Posted 5 years, 3 months ago at 6:36 am. Add a comment
Eternal Flame at President Kennedy's Grave
25 NOV 1963 – The world was focused on Washington DC and Arlington National Cemetery, for the United States of America was paying final honors to it’s fallen President.
Posted 5 years, 5 months ago at 12:13 pm. Add a comment
“We in this country, in this generation, are-by destiny rather than choice-the watchmen on the walls of world freedom.”
– John F. Kennedy
The speech was never delivered as the “Watchman” was assasinated on 22 NOV 1963 on his way to the “walls”.
Posted 7 years, 10 months ago at 6:56 pm. Add a comment
The day began with that “perfect” final honors I wrote about earlier at Arlington National Cemetery. The day for the soldiers of the 3d Infantry Regiment – The Old Guard – – began earlier their day with a regimen of physical training, then at 1000, the preparations for the two missions at 1500 in Arlington National Cemetery for MG Alvin C Welling, US Army (Ret) and RADML Chauncey F. Hoffman US Navy (Ret).

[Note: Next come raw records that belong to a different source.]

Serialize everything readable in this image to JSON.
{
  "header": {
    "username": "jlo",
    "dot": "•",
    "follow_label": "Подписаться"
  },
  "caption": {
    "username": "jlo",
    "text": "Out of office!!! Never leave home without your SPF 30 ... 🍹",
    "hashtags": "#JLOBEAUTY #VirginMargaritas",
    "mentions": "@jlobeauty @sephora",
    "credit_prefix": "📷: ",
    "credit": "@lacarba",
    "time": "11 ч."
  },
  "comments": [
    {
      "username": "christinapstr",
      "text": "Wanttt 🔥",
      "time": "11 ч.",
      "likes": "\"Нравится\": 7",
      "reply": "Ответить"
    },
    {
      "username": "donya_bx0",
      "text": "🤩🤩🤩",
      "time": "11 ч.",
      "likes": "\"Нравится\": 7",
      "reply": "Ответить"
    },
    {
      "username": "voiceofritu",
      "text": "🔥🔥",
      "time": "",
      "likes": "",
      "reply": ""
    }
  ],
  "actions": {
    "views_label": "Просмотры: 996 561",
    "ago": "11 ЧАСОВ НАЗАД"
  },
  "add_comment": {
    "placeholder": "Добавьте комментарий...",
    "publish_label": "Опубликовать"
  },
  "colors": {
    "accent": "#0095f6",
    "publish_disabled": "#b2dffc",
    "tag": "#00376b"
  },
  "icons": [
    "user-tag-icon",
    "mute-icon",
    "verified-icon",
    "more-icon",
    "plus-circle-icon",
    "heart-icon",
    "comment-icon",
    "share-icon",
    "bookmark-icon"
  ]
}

I found one section of the Presidential Salute Battery at a location between the Tomb of the Unknown Soldier and President John F. Kennedy’s grave. The other section was on the other side of the hill to the North. The rain poured down as the soldiers waited for the commo call to begin their mission, and off in the distance, one could hear the other battery section firing the salutes for the Admiral.
It was minutes later that the soldiers around me got into formation and we saw the procession to the South of us for General Welling. When the commo call came through the guns fired. The photo you see above is the first round in that mission.
Despite all the rain and cold, both sections executed their missions with precision & perfection.
“Guns run long…”
Among the featured books about the ceremonies at Arlington National Cemetery is “Where Valor Rests”
Posted 8 years, 3 months ago at 12:54 am. Add a comment
At 1:00 p.m., CST, after all heart activity had ceased and after a priest administered the last rites, the President was pronounced dead. We were dismissed from school and over the next few days, the citizens of the United States and the world were in shock that this occurred.
The sadness that enveloped the free world was monumental at the loss of this patriot and hero of WW II who saved his crew of PT109 and ended up as Commander-in-Chief.
Posted 8 years, 5 months ago at 12:04 pm. Add a comment
It was today, the 22nd of NOVEMBER 1963 the event that shocked the United States and the world. I recall vividly while sitting in a classroom, the “voice from above” (we never knew who was on the intercom) announced that the President had been shot in Dallas…
Posted 8 years, 5 months ago at 11:23 am. Add a comment